(Beginning of Dataset extract)
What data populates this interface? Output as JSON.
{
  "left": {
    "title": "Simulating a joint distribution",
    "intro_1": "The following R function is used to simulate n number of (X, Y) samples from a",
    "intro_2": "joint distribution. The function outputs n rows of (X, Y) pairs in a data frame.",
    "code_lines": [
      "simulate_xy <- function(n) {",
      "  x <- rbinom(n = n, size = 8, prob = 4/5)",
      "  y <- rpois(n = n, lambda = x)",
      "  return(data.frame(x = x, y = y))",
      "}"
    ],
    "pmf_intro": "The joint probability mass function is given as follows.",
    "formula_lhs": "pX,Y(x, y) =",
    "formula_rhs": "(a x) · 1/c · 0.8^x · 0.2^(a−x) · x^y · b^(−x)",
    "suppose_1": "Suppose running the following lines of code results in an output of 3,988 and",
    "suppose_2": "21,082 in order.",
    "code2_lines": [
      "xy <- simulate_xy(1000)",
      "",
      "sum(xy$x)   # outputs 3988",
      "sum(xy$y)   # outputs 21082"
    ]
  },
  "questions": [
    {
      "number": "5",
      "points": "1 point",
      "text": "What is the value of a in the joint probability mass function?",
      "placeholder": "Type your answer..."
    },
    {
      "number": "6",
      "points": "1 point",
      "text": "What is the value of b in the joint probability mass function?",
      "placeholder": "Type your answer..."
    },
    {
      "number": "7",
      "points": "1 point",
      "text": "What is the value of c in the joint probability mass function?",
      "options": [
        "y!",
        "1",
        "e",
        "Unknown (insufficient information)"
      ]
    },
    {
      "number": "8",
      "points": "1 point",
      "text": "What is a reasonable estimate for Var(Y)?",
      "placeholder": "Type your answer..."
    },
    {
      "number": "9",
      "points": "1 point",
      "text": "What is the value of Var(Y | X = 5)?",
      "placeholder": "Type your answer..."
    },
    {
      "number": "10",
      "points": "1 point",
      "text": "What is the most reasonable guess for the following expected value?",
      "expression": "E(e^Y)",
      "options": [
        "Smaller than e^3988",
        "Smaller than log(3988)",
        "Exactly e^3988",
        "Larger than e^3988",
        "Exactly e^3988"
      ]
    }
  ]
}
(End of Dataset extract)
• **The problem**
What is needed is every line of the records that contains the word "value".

• **Solved exercise**
      "text": "What is the value of a in the joint probability mass function?",
      "text": "What is the value of b in the joint probability mass function?",
      "text": "What is the value of c in the joint probability mass function?",
      "text": "What is the value of Var(Y | X = 5)?",
      "text": "What is the most reasonable guess for the following expected value?",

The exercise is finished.